has been forced to change its name and give up its website as part of the settlement of a federal lawsuit in which a British Virgin Islands rum manufacturer alleged trademark infringement, according to court documents.
In the lawsuit filed April 12 in U.S. District Court, plaintiff Pusser’s Rum Ltd., which sells rum, cocktail mixers and rum products such as cakes under the brand name “Painkiller” sued tiki bar owners Giuseppe Gonzalez and Richard Boccato, claiming irreparable harm to its brand, unfair competition and unfair business practices, according to court documents on file in the Southern District of New York.
The owners of the 31-year-old rum company claimed the New York Painkiller operators had refused repeated requests to surrender the Painkiller name, forcing them into legal action. . .
The plaintiffs demanded that the bar stop calling itself and any of its drinks by the name Painkiller, for which they hold two U.S. trademarks, one for “alcoholic fruit drinks with fruit juices and cream of coconut and coconut juice,” and one for “non-alcoholic mixed fruit juices,” which they market as “Pusser’s Painkiller Cocktail Mix.” . . .

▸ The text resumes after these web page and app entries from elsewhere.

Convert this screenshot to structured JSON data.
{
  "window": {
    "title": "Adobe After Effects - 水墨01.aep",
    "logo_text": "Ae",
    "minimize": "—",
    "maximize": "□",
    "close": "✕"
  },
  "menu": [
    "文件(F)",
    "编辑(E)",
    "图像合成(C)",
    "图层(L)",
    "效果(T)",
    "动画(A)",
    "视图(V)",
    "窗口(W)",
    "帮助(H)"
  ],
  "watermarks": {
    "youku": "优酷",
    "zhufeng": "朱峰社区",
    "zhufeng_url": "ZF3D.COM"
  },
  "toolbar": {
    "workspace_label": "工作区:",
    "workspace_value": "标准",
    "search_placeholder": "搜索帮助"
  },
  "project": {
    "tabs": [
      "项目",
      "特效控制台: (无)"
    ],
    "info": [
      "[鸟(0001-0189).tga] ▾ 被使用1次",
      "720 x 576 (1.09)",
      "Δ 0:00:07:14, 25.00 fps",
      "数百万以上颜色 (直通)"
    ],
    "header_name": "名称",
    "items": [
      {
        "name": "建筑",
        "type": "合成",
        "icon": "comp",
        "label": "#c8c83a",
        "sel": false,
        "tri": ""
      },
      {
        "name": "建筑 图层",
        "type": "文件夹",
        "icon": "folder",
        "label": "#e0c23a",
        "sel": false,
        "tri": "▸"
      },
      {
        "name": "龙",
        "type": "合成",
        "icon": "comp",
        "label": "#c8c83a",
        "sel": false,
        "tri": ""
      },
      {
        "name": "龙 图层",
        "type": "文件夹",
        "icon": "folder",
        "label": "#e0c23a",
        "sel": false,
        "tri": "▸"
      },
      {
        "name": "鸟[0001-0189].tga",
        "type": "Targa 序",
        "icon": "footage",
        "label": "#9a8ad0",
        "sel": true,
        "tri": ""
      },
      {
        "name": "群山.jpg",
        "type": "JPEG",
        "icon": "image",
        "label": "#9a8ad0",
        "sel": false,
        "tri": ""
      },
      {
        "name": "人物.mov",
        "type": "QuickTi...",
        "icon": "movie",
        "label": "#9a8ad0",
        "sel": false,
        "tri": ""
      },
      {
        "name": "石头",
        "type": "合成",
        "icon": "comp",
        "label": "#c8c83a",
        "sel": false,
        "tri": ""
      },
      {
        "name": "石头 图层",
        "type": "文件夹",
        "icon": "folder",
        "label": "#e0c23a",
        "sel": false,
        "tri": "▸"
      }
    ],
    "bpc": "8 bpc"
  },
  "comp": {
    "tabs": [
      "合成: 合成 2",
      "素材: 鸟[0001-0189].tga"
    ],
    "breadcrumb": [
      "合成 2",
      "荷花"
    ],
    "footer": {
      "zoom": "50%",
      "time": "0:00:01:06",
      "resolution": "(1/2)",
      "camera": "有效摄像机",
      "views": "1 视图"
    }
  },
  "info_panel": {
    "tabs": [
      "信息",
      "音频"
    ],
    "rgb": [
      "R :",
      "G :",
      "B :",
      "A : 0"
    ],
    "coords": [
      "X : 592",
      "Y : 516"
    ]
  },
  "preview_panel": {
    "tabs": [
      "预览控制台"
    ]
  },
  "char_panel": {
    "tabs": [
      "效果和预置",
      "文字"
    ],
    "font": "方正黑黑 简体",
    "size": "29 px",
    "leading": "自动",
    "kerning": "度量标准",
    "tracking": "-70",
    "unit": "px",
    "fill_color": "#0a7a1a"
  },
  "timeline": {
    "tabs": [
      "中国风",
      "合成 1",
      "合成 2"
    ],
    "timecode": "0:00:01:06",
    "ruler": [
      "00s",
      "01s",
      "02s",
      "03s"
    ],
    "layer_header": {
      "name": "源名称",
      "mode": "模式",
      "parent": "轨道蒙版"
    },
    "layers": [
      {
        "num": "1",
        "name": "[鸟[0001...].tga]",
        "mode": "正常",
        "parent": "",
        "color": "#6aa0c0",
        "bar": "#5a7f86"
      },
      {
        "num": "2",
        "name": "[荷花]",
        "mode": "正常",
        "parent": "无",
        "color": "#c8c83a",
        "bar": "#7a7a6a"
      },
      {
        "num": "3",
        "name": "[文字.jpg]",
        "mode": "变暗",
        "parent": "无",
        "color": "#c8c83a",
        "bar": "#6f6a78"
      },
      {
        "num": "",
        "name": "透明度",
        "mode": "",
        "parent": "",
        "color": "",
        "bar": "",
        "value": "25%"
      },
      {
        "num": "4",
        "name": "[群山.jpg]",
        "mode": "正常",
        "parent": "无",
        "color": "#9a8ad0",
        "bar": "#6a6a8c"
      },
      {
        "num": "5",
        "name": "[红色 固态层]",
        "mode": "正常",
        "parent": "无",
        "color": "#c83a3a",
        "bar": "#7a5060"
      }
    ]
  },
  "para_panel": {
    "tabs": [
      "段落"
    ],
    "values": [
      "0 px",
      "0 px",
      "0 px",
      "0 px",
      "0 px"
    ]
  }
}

In a consent order signed by both parties May 16, Gonzalez and Boccato, along with their corporate entity, Essex Street Bar & Lounge, Inc., agreed to be “permanently restrained and enjoined” from using the trademarked term Painkiller or “any other confusingly similar term” in association with any bar, restaurant, grill, lounge or other establishment, or any “beverage, libation or cocktail” unless it is made with Pusser’s rum. They also agreed not to use the term in any marketing or advertising materials, and to give up their website domain within 45 days of the order, though the court did not require them to turn it over to Pusser’s.
So that's a damn shame, but I'm certainly not faulting bar owners Gonzalez and Boccato for settling and agreeing to the consent order rather than fighting this all the way through to a court decision. I'm sure that operating a cocktail bar in New York City is stressful and expensive enough without lawsuits hanging over one's head. I wish it had been litigated, though, as I don't think Pusser's had a leg to stand on in requiring Pusser's rum in a Painkiller cocktail. But litigation is time-consuming, stressful, and expensive, and Pusser's wore down an independent bar serving quality drinks.
So what has Pusser's won? They got a much-loved and well-respected bar to change its name and abandon its domain name. They got the full attention -- negative attention -- of a lot of cocktailians: aside from yours truly, Cocktails & Cologne, Bitters & Twisted, Spirited Cocktails, Liquidity Preference, Off The Presses, and three rapidly-expanding Facebook groups: Bartenders and Cocktailians Against Pusser's Rum, 100,000 Bartenders Who Won't Buy Pusser's Rum Again, and Bartenders Against Trademarking of Cocktails, which together have garnered over 800 members in a little over 24 hours of operation. Influential bartenders such as Gary Regan and John Pomeroy have weighed in, pledging to support PKNY and boycott Pusser's Rum. We'll see how much Pusser's Rum gets sold in New York now; they may have won their legal fight, but they also may have lost a much larger war for the hearts and minds of cocktailians.